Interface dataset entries
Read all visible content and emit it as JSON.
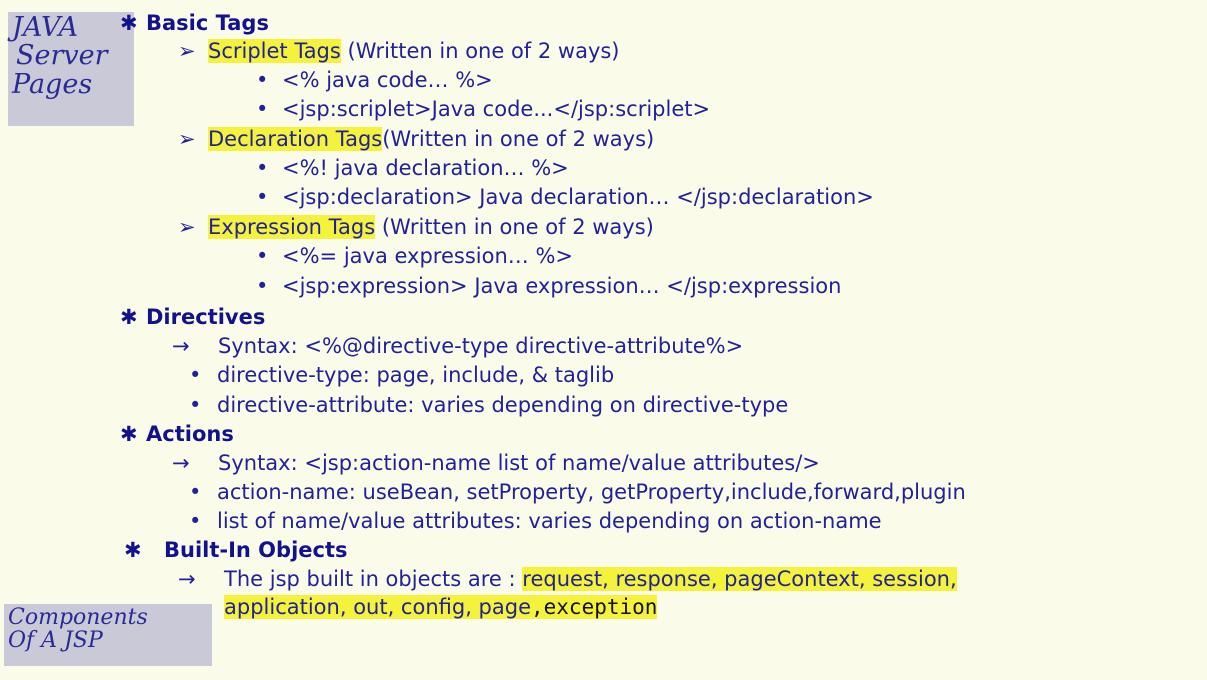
{
  "side_label_top": [
    "JAVA",
    "Server",
    "Pages"
  ],
  "side_label_bottom": [
    "Components",
    "Of A JSP"
  ],
  "bullets": {
    "star": "✱",
    "arrow": "➢",
    "dot": "•",
    "right_arrow": "→"
  },
  "sections": {
    "basic_tags": {
      "title": "Basic Tags",
      "scriptlet": {
        "name": "Scriplet Tags",
        "note": " (Written in one of 2 ways)",
        "items": [
          "<% java code… %>",
          "<jsp:scriplet>Java code...</jsp:scriplet>"
        ]
      },
      "declaration": {
        "name": "Declaration Tags",
        "note": "(Written in one of 2 ways)",
        "items": [
          "<%! java declaration… %>",
          "<jsp:declaration> Java declaration… </jsp:declaration>"
        ]
      },
      "expression": {
        "name": "Expression Tags",
        "note": " (Written in one of 2 ways)",
        "items": [
          "<%= java expression… %>",
          "<jsp:expression> Java expression… </jsp:expression"
        ]
      }
    },
    "directives": {
      "title": "Directives",
      "syntax": "Syntax: <%@directive-type  directive-attribute%>",
      "items": [
        "directive-type: page, include, & taglib",
        "directive-attribute: varies depending on directive-type"
      ]
    },
    "actions": {
      "title": "Actions",
      "syntax": "Syntax: <jsp:action-name list of name/value attributes/>",
      "items": [
        "action-name: useBean, setProperty, getProperty,include,forward,plugin",
        "list of name/value attributes: varies depending on action-name"
      ]
    },
    "builtin": {
      "title": "Built-In Objects",
      "intro": "The jsp built in objects are : ",
      "objects_line1": "request, response, pageContext, session,",
      "objects_line2": "application, out, config, page",
      "objects_last": ",exception"
    }
  }
}
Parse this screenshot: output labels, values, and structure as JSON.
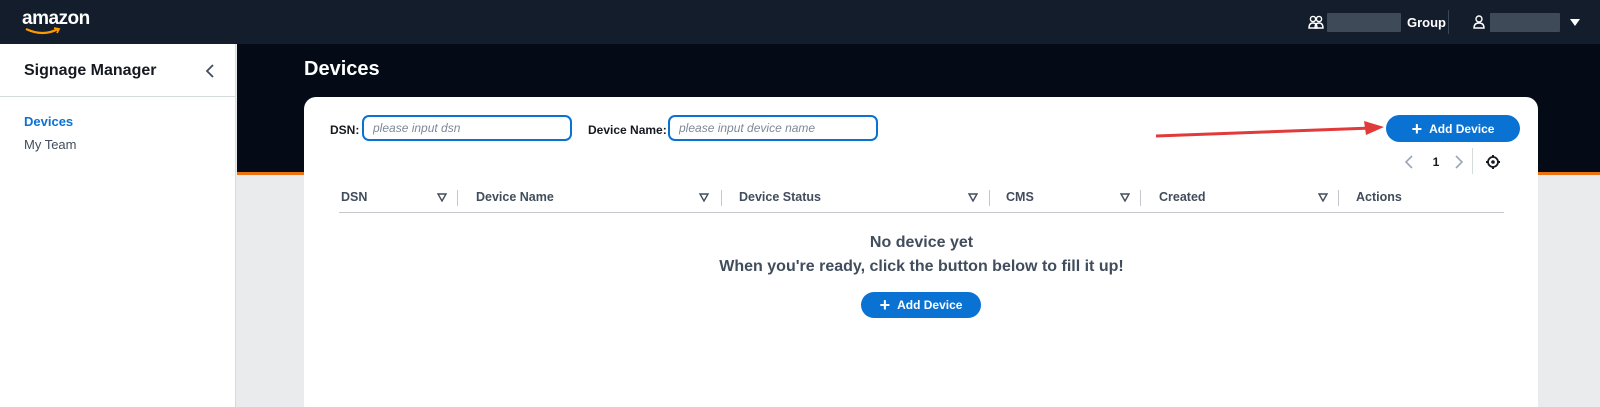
{
  "topbar": {
    "logo": "amazon",
    "group_label": "Group"
  },
  "sidebar": {
    "title": "Signage Manager",
    "items": [
      {
        "label": "Devices",
        "active": true
      },
      {
        "label": "My Team",
        "active": false
      }
    ]
  },
  "page": {
    "title": "Devices"
  },
  "filters": {
    "dsn_label": "DSN:",
    "dsn_placeholder": "please input dsn",
    "name_label": "Device Name:",
    "name_placeholder": "please input device name"
  },
  "actions": {
    "add_device_label": "Add Device"
  },
  "pagination": {
    "current_page": "1"
  },
  "table": {
    "columns": [
      "DSN",
      "Device Name",
      "Device Status",
      "CMS",
      "Created",
      "Actions"
    ]
  },
  "empty_state": {
    "title": "No device yet",
    "subtitle": "When you're ready, click the button below to fill it up!",
    "button_label": "Add Device"
  },
  "colors": {
    "accent": "#0972d3",
    "topbar": "#131d2b",
    "hero": "#040b17",
    "orange": "#ec7211",
    "annotation_arrow": "#e03a3a"
  },
  "icons": {
    "group": "group-icon",
    "user": "user-icon",
    "collapse": "chevron-left-icon",
    "plus": "plus-icon",
    "settings": "gear-icon"
  }
}
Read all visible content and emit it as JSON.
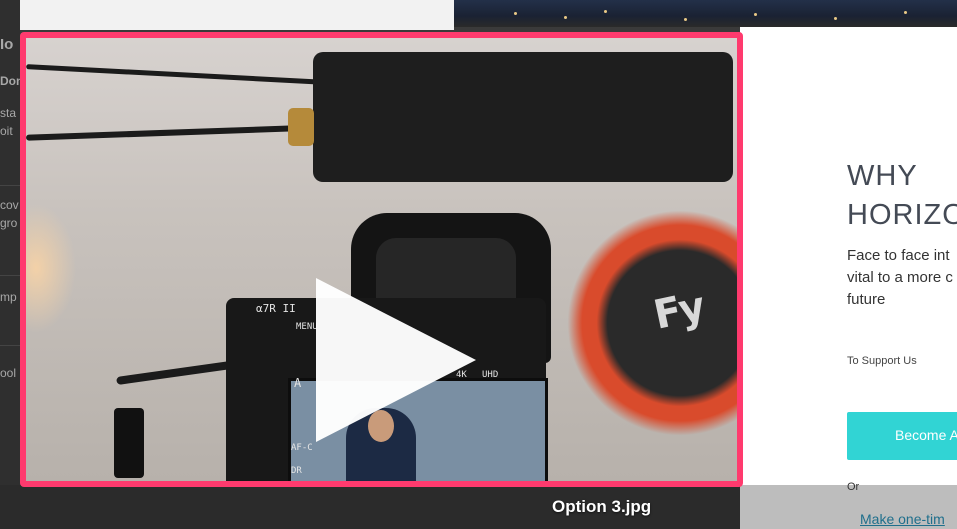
{
  "background_page": {
    "left_fragments": [
      "Io",
      "Don",
      "sta",
      "oit",
      "cov",
      "gro",
      "mp",
      "ool"
    ],
    "heading": [
      "WHY",
      "HORIZO"
    ],
    "intro": [
      "Face to face int",
      "vital to a more c",
      "future"
    ],
    "support_label": "To Support Us",
    "become_button": "Become A",
    "or_label": "Or",
    "one_time_link": "Make one-tim"
  },
  "preview": {
    "file_caption": "Option 3.jpg",
    "border_color": "#ff3a6e",
    "play_icon": "play-icon",
    "camera_labels": [
      "α7R II",
      "MENU",
      "A",
      "AF-C",
      "DR",
      "4K",
      "UHD"
    ],
    "gimbal_logo": "Fy"
  }
}
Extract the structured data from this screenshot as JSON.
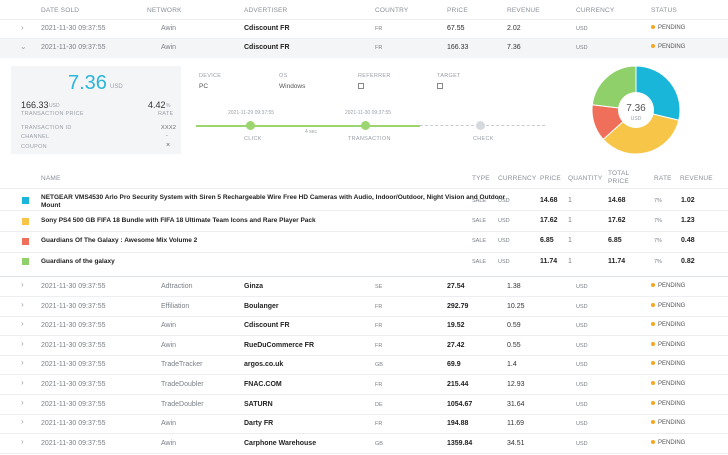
{
  "table": {
    "headers": {
      "date_sold": "DATE SOLD",
      "network": "NETWORK",
      "advertiser": "ADVERTISER",
      "country": "COUNTRY",
      "price": "PRICE",
      "revenue": "REVENUE",
      "currency": "CURRENCY",
      "status": "STATUS"
    },
    "top_rows": [
      {
        "date": "2021-11-30 09:37:55",
        "network": "Awin",
        "advertiser": "Cdiscount FR",
        "country": "FR",
        "price": "67.55",
        "revenue": "2.02",
        "currency": "USD",
        "status": "PENDING"
      },
      {
        "date": "2021-11-30 09:37:55",
        "network": "Awin",
        "advertiser": "Cdiscount FR",
        "country": "FR",
        "price": "166.33",
        "revenue": "7.36",
        "currency": "USD",
        "status": "PENDING"
      }
    ],
    "bottom_rows": [
      {
        "date": "2021-11-30 09:37:55",
        "network": "Adtraction",
        "advertiser": "Ginza",
        "country": "SE",
        "price": "27.54",
        "revenue": "1.38",
        "currency": "USD",
        "status": "PENDING"
      },
      {
        "date": "2021-11-30 09:37:55",
        "network": "Effiliation",
        "advertiser": "Boulanger",
        "country": "FR",
        "price": "292.79",
        "revenue": "10.25",
        "currency": "USD",
        "status": "PENDING"
      },
      {
        "date": "2021-11-30 09:37:55",
        "network": "Awin",
        "advertiser": "Cdiscount FR",
        "country": "FR",
        "price": "19.52",
        "revenue": "0.59",
        "currency": "USD",
        "status": "PENDING"
      },
      {
        "date": "2021-11-30 09:37:55",
        "network": "Awin",
        "advertiser": "RueDuCommerce FR",
        "country": "FR",
        "price": "27.42",
        "revenue": "0.55",
        "currency": "USD",
        "status": "PENDING"
      },
      {
        "date": "2021-11-30 09:37:55",
        "network": "TradeTracker",
        "advertiser": "argos.co.uk",
        "country": "GB",
        "price": "69.9",
        "revenue": "1.4",
        "currency": "USD",
        "status": "PENDING"
      },
      {
        "date": "2021-11-30 09:37:55",
        "network": "TradeDoubler",
        "advertiser": "FNAC.COM",
        "country": "FR",
        "price": "215.44",
        "revenue": "12.93",
        "currency": "USD",
        "status": "PENDING"
      },
      {
        "date": "2021-11-30 09:37:55",
        "network": "TradeDoubler",
        "advertiser": "SATURN",
        "country": "DE",
        "price": "1054.67",
        "revenue": "31.64",
        "currency": "USD",
        "status": "PENDING"
      },
      {
        "date": "2021-11-30 09:37:55",
        "network": "Awin",
        "advertiser": "Darty FR",
        "country": "FR",
        "price": "194.88",
        "revenue": "11.69",
        "currency": "USD",
        "status": "PENDING"
      },
      {
        "date": "2021-11-30 09:37:55",
        "network": "Awin",
        "advertiser": "Carphone Warehouse",
        "country": "GB",
        "price": "1359.84",
        "revenue": "34.51",
        "currency": "USD",
        "status": "PENDING"
      }
    ]
  },
  "detail": {
    "revenue_value": "7.36",
    "revenue_currency": "USD",
    "transaction_price": "166.33",
    "transaction_price_currency": "USD",
    "transaction_price_label": "TRANSACTION PRICE",
    "rate_value": "4.42",
    "rate_unit": "%",
    "rate_label": "RATE",
    "transaction_id_label": "TRANSACTION ID",
    "transaction_id_value": "XXX2",
    "channel_label": "CHANNEL",
    "channel_value": "-",
    "coupon_label": "COUPON",
    "coupon_value": "×",
    "device_label": "DEVICE",
    "device_value": "PC",
    "os_label": "OS",
    "os_value": "Windows",
    "referrer_label": "REFERRER",
    "target_label": "TARGET",
    "timeline": {
      "click_label": "CLICK",
      "click_time": "2021-11-29 09:37:55",
      "transaction_label": "TRANSACTION",
      "transaction_time": "2021-11-30 09:37:55",
      "check_label": "CHECK",
      "gap_label": "4 sec"
    },
    "donut": {
      "center_value": "7.36",
      "center_currency": "USD",
      "slices": [
        {
          "color": "#1ab6d9",
          "value": 1.02
        },
        {
          "color": "#f7c548",
          "value": 1.23
        },
        {
          "color": "#f06f5b",
          "value": 0.48
        },
        {
          "color": "#8fd06a",
          "value": 0.82
        }
      ]
    }
  },
  "products": {
    "headers": {
      "name": "NAME",
      "type": "TYPE",
      "currency": "CURRENCY",
      "price": "PRICE",
      "quantity": "QUANTITY",
      "total_price_1": "TOTAL",
      "total_price_2": "PRICE",
      "rate": "RATE",
      "revenue": "REVENUE"
    },
    "items": [
      {
        "color": "#1ab6d9",
        "name_1": "NETGEAR VMS4530 Arlo Pro Security System with Siren 5 Rechargeable Wire Free HD Cameras with Audio, Indoor/Outdoor, Night Vision and Outdoor",
        "name_2": "Mount",
        "type": "SALE",
        "currency": "USD",
        "price": "14.68",
        "quantity": "1",
        "total": "14.68",
        "rate": "7%",
        "revenue": "1.02"
      },
      {
        "color": "#f7c548",
        "name_1": "Sony PS4 500 GB FIFA 18 Bundle with FIFA 18 Ultimate Team Icons and Rare Player Pack",
        "name_2": "",
        "type": "SALE",
        "currency": "USD",
        "price": "17.62",
        "quantity": "1",
        "total": "17.62",
        "rate": "7%",
        "revenue": "1.23"
      },
      {
        "color": "#f06f5b",
        "name_1": "Guardians Of The Galaxy : Awesome Mix Volume 2",
        "name_2": "",
        "type": "SALE",
        "currency": "USD",
        "price": "6.85",
        "quantity": "1",
        "total": "6.85",
        "rate": "7%",
        "revenue": "0.48"
      },
      {
        "color": "#8fd06a",
        "name_1": "Guardians of the galaxy",
        "name_2": "",
        "type": "SALE",
        "currency": "USD",
        "price": "11.74",
        "quantity": "1",
        "total": "11.74",
        "rate": "7%",
        "revenue": "0.82"
      }
    ]
  }
}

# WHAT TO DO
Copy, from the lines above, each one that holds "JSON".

# ANSWER BELOW
Read all visible content and emit it as JSON.
Parse this screenshot: output labels, values, and structure as JSON.
Read all visible content and emit it as JSON.
Extract the structured data from this screenshot as JSON.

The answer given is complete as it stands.